=== Records for this task ===
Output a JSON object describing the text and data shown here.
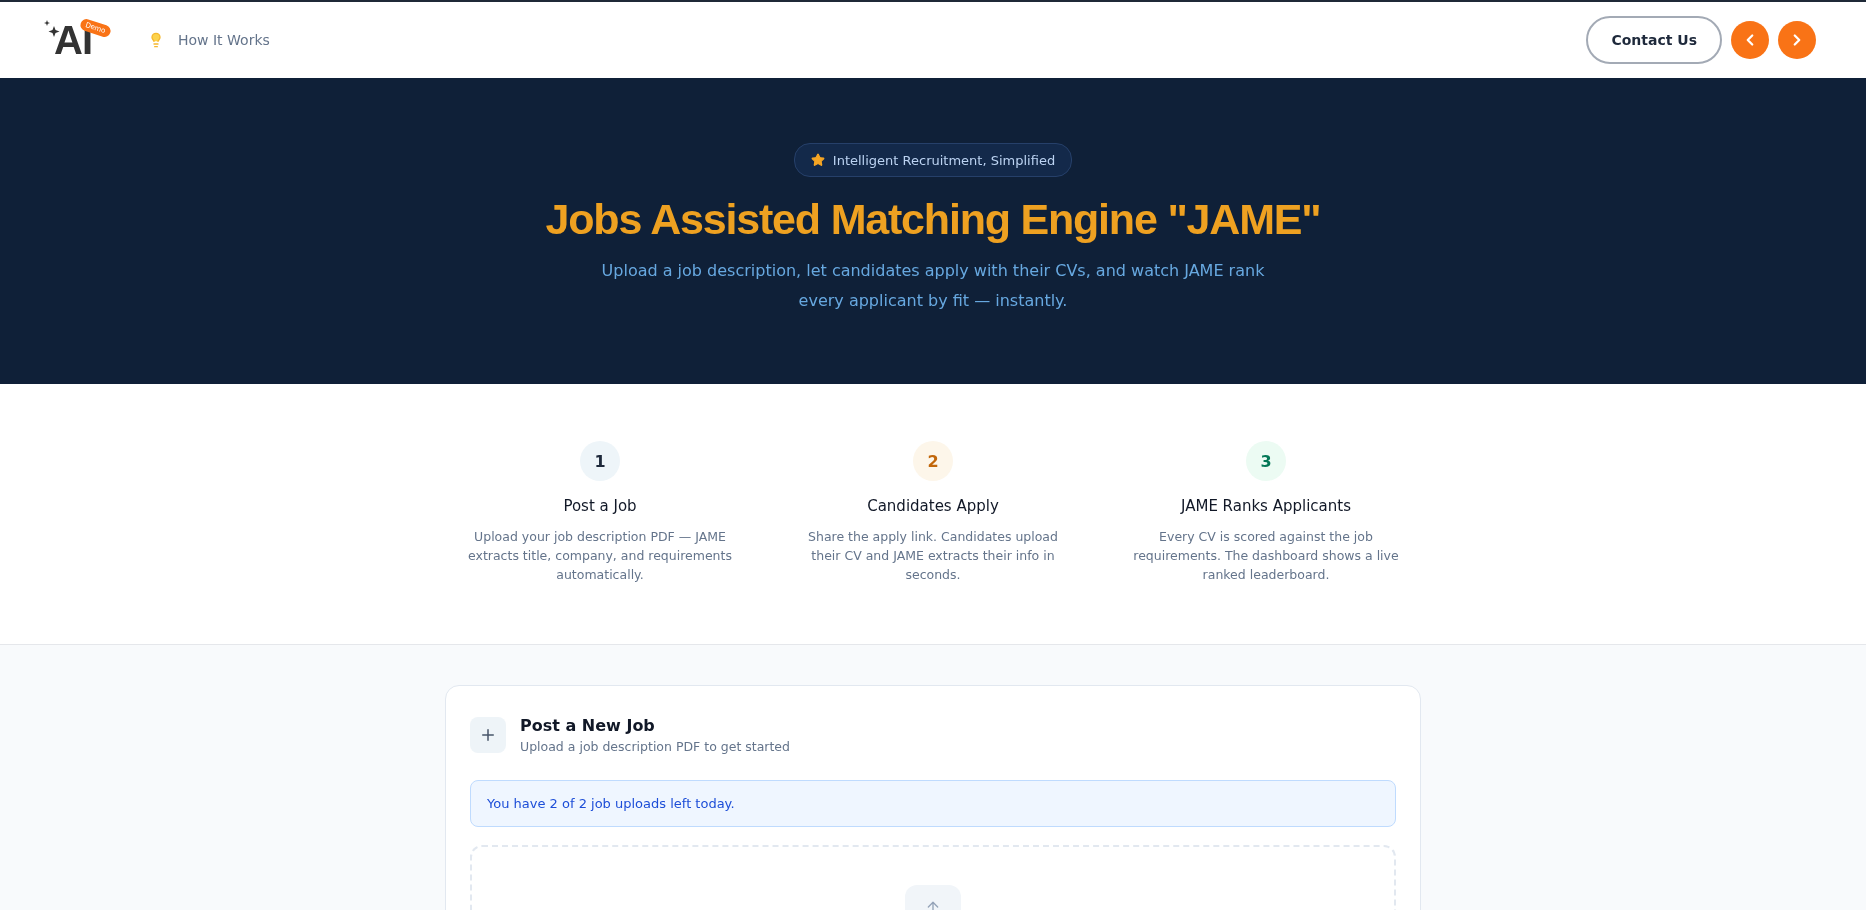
{
  "header": {
    "logo": {
      "text": "AI",
      "badge": "Demo"
    },
    "nav_link": "How It Works",
    "contact_button": "Contact Us"
  },
  "hero": {
    "badge": "Intelligent Recruitment, Simplified",
    "title": "Jobs Assisted Matching Engine \"JAME\"",
    "subtitle": "Upload a job description, let candidates apply with their CVs, and watch JAME rank every applicant by fit — instantly."
  },
  "steps": [
    {
      "number": "1",
      "title": "Post a Job",
      "description": "Upload your job description PDF — JAME extracts title, company, and requirements automatically.",
      "color": "#1e293b"
    },
    {
      "number": "2",
      "title": "Candidates Apply",
      "description": "Share the apply link. Candidates upload their CV and JAME extracts their info in seconds.",
      "color": "#c2670a"
    },
    {
      "number": "3",
      "title": "JAME Ranks Applicants",
      "description": "Every CV is scored against the job requirements. The dashboard shows a live ranked leaderboard.",
      "color": "#047857"
    }
  ],
  "post_job": {
    "title": "Post a New Job",
    "subtitle": "Upload a job description PDF to get started",
    "notice": "You have 2 of 2 job uploads left today."
  }
}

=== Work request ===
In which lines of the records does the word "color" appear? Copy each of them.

=== Result of the task ===
      "color": "#1e293b"
      "color": "#c2670a"
      "color": "#047857"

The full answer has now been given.